Locate each line below that includes "icon" and reproduce it.

### Data provided ###

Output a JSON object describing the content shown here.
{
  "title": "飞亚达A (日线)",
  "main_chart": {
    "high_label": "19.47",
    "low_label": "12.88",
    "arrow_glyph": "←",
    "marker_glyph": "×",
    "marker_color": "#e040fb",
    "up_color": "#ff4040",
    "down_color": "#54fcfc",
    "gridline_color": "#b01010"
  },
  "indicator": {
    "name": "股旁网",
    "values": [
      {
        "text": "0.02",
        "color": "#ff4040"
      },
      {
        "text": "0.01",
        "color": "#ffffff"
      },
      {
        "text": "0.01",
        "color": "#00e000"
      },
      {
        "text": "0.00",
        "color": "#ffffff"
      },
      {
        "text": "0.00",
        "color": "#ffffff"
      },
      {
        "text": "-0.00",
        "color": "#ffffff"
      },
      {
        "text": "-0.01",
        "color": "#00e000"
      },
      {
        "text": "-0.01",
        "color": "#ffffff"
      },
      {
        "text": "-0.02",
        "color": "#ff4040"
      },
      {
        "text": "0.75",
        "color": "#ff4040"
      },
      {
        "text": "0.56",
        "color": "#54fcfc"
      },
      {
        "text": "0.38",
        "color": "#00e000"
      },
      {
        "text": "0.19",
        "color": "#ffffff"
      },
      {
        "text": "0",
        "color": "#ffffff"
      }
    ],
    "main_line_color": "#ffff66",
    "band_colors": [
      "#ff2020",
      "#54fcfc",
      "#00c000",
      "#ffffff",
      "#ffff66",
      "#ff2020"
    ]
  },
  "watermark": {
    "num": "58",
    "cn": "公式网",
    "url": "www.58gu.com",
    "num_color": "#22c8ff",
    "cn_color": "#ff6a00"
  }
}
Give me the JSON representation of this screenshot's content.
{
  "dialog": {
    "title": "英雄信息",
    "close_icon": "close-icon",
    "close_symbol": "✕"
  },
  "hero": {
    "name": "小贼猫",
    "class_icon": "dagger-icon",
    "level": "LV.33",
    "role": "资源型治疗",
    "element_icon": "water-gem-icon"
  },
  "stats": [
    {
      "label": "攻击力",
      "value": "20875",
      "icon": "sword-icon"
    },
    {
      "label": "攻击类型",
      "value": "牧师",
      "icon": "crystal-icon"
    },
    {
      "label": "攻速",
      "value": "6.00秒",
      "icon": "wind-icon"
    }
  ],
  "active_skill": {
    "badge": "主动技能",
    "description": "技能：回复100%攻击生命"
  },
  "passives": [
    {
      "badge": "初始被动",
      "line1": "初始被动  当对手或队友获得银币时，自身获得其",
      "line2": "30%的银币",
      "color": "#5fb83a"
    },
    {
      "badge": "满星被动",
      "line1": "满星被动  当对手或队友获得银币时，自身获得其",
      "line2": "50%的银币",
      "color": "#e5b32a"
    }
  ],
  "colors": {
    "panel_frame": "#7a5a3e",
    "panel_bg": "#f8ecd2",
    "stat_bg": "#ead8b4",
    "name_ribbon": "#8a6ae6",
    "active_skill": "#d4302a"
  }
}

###

**Answer to this problem**
    "close_icon": "close-icon",
    "class_icon": "dagger-icon",
    "element_icon": "water-gem-icon"
      "icon": "sword-icon"
      "icon": "crystal-icon"
      "icon": "wind-icon"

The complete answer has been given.